WORK TO BE COMPLETED. Whenever a line below holds the word "chevron", count it; then give the total and nothing else.

TASK INPUTS.

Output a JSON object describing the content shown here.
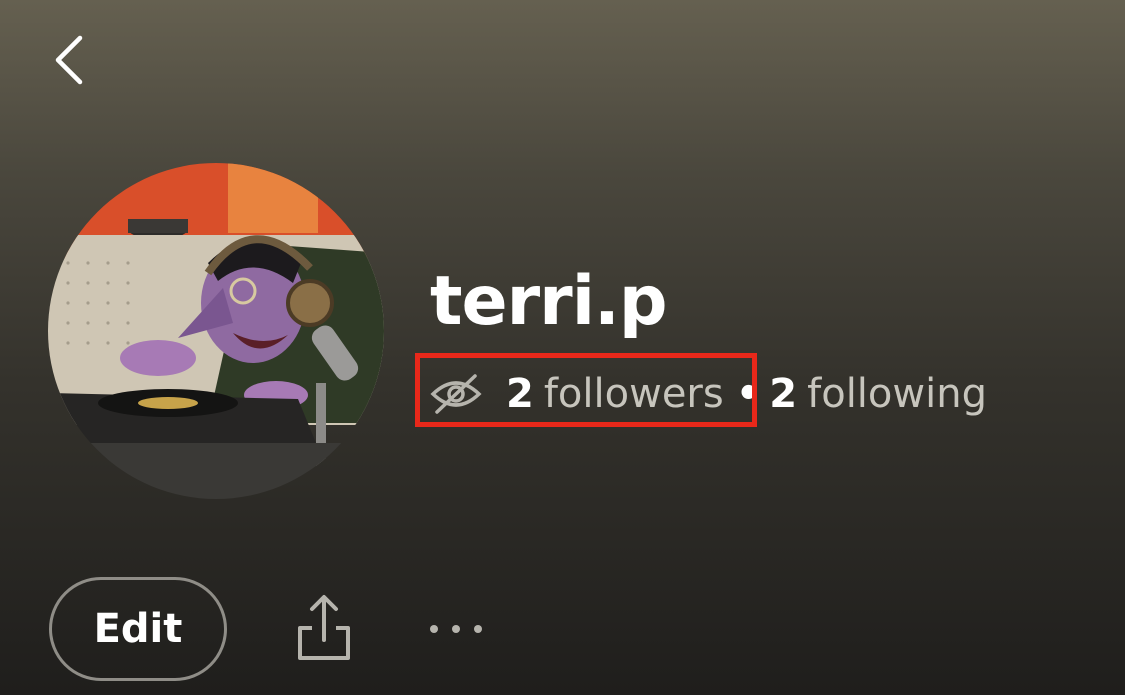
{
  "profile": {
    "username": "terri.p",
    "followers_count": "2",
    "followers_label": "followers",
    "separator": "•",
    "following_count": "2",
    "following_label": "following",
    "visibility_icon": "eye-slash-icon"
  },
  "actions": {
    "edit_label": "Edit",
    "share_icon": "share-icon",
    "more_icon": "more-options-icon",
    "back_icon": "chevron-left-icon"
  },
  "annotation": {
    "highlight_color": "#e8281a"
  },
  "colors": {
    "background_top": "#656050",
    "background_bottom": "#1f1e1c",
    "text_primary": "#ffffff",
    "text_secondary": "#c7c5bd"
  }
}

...

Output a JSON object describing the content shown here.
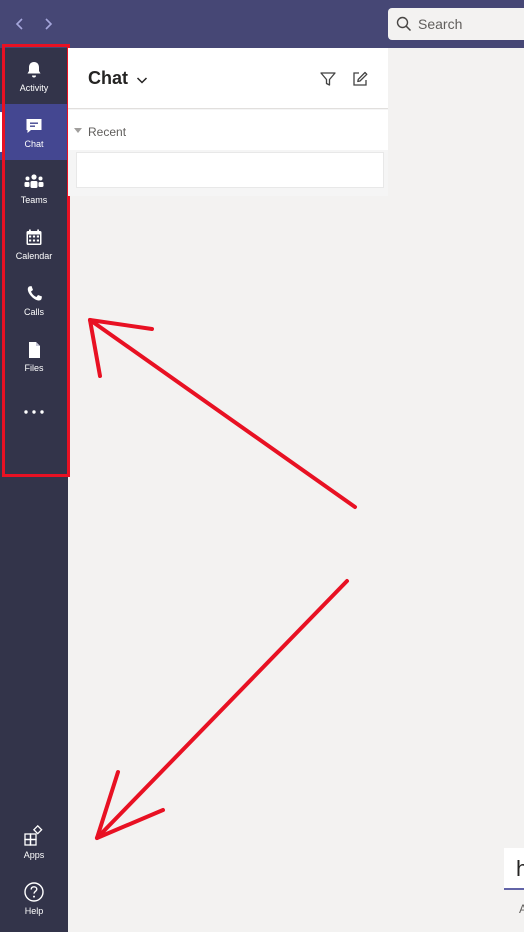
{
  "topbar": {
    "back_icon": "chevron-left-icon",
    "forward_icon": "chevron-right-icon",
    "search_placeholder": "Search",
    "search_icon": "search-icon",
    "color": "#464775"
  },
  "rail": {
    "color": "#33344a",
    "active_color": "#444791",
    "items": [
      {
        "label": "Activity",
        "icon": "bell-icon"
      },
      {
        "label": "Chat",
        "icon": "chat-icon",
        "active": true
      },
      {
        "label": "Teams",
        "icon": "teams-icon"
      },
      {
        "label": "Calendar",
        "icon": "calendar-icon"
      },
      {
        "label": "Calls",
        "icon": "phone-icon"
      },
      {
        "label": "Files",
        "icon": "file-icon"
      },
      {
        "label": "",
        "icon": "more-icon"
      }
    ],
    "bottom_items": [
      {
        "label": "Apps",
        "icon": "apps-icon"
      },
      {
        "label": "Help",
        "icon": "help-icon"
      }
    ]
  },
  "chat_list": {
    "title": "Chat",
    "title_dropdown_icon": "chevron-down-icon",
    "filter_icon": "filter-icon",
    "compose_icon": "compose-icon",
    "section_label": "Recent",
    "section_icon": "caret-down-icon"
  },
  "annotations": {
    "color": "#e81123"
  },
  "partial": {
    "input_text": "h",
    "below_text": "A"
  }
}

THE COMPLETED TASK. 4